With this discovery, they realized an entire class of gases was missing from the periodic table.

Jan Baptist van Helmont

Jan Baptista van HelmontVan HelmontJan van Helmont
The word gas was first used by the early 17th-century Flemish chemist Jan Baptist van Helmont.
Van Helmont is remembered today largely for his ideas on spontaneous generation, his 5-year tree experiment, and his introduction of the word "gas" (from the Greek word chaos) into the vocabulary of science.

Chemical element

elementelementschemical elements
A pure gas may be made up of individual atoms (e.g. a noble gas like neon), elemental molecules made from one type of atom (e.g. oxygen), or compound molecules made from a variety of atoms (e.g. carbon dioxide). The only chemical elements that are stable diatomic homonuclear molecules at STP are hydrogen (H 2 ), nitrogen (N 2 ), oxygen (O 2 ), and two halogens: fluorine (F 2 ) and chlorine (Cl 2 ).
Another commonly used basic distinction among the elements is their state of matter (phase), whether solid, liquid, or gas, at a selected standard temperature and pressure (STP).

Pressure measurement

manometerpressure gaugegauge pressure
His experiment used a J-tube manometer which looks like a test tube in the shape of the letter J. Boyle trapped an inert gas in the closed end of the test tube with a column of mercury, thereby making the number of particles and the temperature constant.
Pressure measurement is the analysis of an applied force by a fluid (liquid or gas) on a surface.

Pneumatic chemistry

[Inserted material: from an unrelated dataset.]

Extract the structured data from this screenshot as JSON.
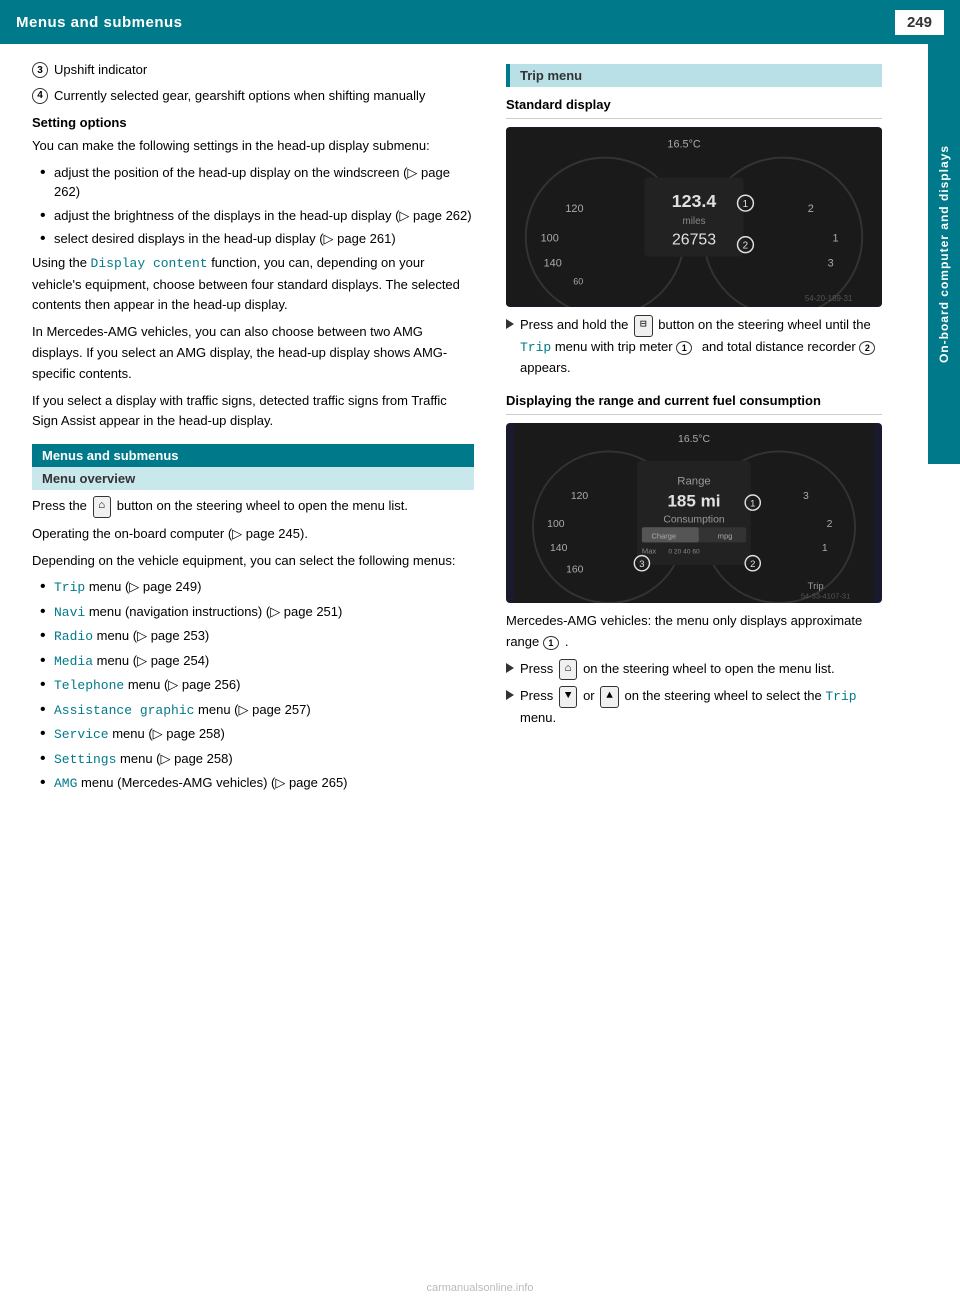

gazomètrepneumatic chemists
For example, Robert Boyle studied pneumatic chemistry for a small portion of his career.
Important goals of this work were an understanding of the physical properties of gases and how they relate to chemical reactions and, ultimately, the composition of matter.

Viscosity

viscouskinematic viscositydynamic viscosity
Compared to the other states of matter, gases have low density and viscosity.
Gases, water, and many common liquids can be considered Newtonian in ordinary conditions and contexts.

Ideal gas

idealideal gasesideal-gas
Use of this distribution implies ideal gases near thermodynamic equilibrium for the system of particles being considered.
An ideal gas is a theoretical gas composed of many randomly moving point particles whose only interactions are perfectly elastic collisions.

Pressure

water pressurenegative pressurefluid pressure
Because most gases are difficult to observe directly, they are described through the use of four physical properties or macroscopic characteristics: pressure, volume, number of particles (chemists group them by moles) and temperature.
In a static gas, the gas as a whole does not appear to move.

Kinetic theory of gases

kinetic theorythermal motionkinetic
This particle or microscopic view of a gas is described by the kinetic-molecular theory.
The kinetic theory of gases describes a gas as a large number of submicroscopic particles (atoms or molecules), all of which are in constant, rapid, random motion.